For every new home built to 7 stars, the emissions saved each year are equivalent to taking a car off the road for a year, according to the report.

Economists calculated the economic benefits of avoiding these emissions over a ten-year period at up to $3.5 billion.

Report co-author Nicki Hutley said Australians cop some of the most expensive energy bills in the world, with 85 per cent experiencing bill shock last year, because homes are built to higher standards elsewhere.

“A Tasmanian home built today uses more than double the energy of a similar sized house built in Ireland,” she said.

Money could also be saved on the electricity grid because demand would reduce, the report found.

With 1.1 million homes expected to be built in Australia over the next five years, higher standards could result in reduced need for network expansion and lower capital costs.

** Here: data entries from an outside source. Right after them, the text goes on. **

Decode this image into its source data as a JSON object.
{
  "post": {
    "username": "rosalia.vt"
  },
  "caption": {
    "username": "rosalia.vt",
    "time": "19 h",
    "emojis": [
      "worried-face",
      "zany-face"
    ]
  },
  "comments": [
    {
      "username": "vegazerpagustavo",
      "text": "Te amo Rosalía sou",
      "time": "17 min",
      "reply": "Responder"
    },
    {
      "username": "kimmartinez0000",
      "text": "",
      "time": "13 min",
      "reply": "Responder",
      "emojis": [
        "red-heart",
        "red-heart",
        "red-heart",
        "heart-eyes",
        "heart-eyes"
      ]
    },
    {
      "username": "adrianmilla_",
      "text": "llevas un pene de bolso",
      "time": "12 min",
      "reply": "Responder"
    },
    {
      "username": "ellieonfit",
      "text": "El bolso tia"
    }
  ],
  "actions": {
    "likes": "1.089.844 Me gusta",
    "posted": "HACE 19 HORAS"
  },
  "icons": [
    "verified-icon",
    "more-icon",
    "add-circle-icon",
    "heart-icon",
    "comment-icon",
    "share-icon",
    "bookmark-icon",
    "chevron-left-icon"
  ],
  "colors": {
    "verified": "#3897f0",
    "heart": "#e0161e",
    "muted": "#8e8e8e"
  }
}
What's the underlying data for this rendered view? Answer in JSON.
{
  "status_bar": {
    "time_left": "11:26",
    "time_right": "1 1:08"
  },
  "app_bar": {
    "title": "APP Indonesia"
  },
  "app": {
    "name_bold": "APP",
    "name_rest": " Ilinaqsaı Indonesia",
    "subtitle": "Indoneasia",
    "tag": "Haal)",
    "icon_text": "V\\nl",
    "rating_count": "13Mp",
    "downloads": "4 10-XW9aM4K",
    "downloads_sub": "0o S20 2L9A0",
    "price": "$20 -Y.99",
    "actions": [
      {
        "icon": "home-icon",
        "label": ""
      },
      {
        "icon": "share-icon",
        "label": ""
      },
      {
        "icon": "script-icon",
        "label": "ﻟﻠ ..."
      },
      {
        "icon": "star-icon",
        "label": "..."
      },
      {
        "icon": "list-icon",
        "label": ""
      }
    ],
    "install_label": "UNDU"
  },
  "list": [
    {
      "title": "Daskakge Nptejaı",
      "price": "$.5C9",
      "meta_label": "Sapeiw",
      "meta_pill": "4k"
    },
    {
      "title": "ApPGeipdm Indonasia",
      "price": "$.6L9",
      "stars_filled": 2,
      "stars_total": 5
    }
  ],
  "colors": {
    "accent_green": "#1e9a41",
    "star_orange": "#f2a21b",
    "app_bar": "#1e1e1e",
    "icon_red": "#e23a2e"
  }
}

State and territory ministers are preparing to meet in July to review regulations that govern minimum energy efficiency standards in new homes.